International donors and the broader humanitarian community must take immediate action to address widespread shortages of essential medicines in South Sudan, Joanne Liu, the international president of Médecins Sans Frontières’s (MSF) said in an open letter.
“The conflict in South Sudan has now continued for over two years, heavily impacting its population,” said Liu, who described the worsening drug shortages in South Sudan as “an additional and preventable medical emergency.”
Nearly two million people have been displaced by the conflict that broke out in South Sudan late 2013, following internal political wrangles within the country’s ruling party.
According to MSF, until June 2015, international donors provided for the funding, procurement and provision of essential medicines in the world’s youngest nation through a mechanism called the Emergency Medicines Fund (EMF).

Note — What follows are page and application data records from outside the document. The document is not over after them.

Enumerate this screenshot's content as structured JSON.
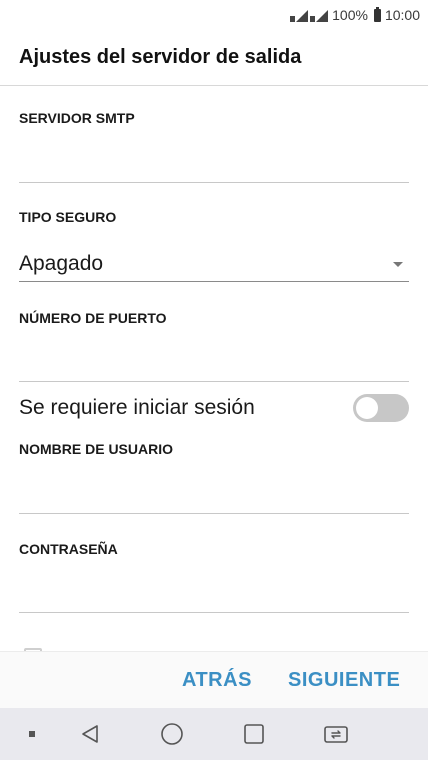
{
  "status_bar": {
    "battery_percent": "100%",
    "time": "10:00"
  },
  "header": {
    "title": "Ajustes del servidor de salida"
  },
  "form": {
    "smtp_server": {
      "label": "SERVIDOR SMTP",
      "value": ""
    },
    "security_type": {
      "label": "TIPO SEGURO",
      "selected": "Apagado"
    },
    "port_number": {
      "label": "NÚMERO DE PUERTO",
      "value": ""
    },
    "require_login": {
      "label": "Se requiere iniciar sesión",
      "enabled": false
    },
    "username": {
      "label": "NOMBRE DE USUARIO",
      "value": ""
    },
    "password": {
      "label": "CONTRASEÑA",
      "value": ""
    }
  },
  "actions": {
    "back_label": "ATRÁS",
    "next_label": "SIGUIENTE"
  },
  "colors": {
    "accent": "#3b8fc4",
    "toggle_off": "#c7c7c7",
    "nav_bar": "#e9e9ee"
  },
  "nav_icons": [
    "square-dot-icon",
    "back-triangle-icon",
    "home-circle-icon",
    "recents-square-icon",
    "dual-window-icon"
  ]
}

MSF, however, said despite earlier warnings that withdrawing this support would lead to a dramatic reduction in access to health care, donors decided not to renew the mechanism without implementing an adequate alternative.
“MSF now witnesses shortages of medicines in primary health care centres in a majority of the locations where the organisation works in South Sudan, even in places less affected by conflict,” partly reads Liu’s letter to the donors.

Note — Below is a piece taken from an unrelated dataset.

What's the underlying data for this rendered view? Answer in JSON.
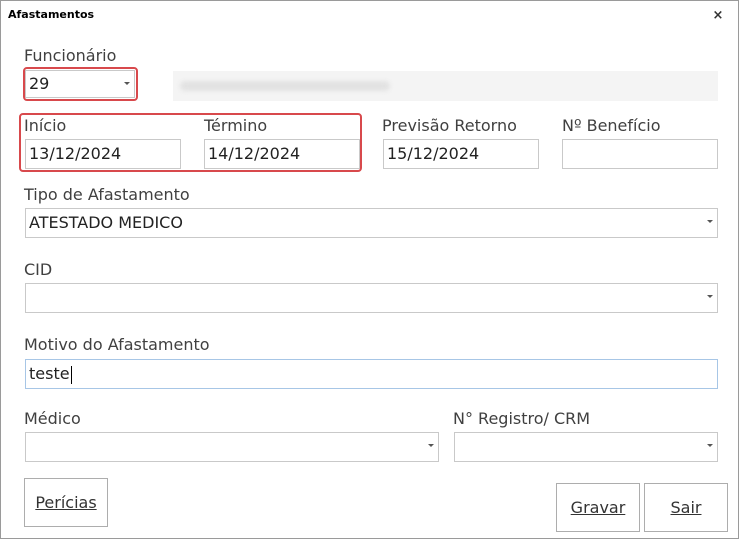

“The medical consequences became evident last year when MSF treated more patients than ever before for severe malaria,” it added.
Lack of medicines at local levels, MSF said, prompted many people to seek treatment due to extreme sick conditions.
Several medical facilities run by government across the country have faced intermittent closures due to drug shortages. In Ezo and Mundri counties of Western Equatoria state, MSF reportedy witnessed or experienced drug shortages or ruptures in every of its medical facilities.
Hundreds of thousands of people remain displaced by conflict in South Sudan, and the drug shortages are compounding the humanitarian needs, the agency stressed.
"A new rainy season is approaching fast, promising new outbreaks as well as complicated logistics,” Liu wrote.
“It is not a situation that one actor can resolve on their own, but concerted efforts seem to be lacking. We are therefore calling upon all donors, actors and authorities again to come together to avert a complete medical crisis which adds to an already dire humanitarian situation”, adds the letter.
MSF operates 17 medical projects across South Sudan, providing assistance to whoever needs it most regardless of race, political affiliation or ethnicity.
In 2015, MSF said it provided medical care to over 800,000 people in South Sudan.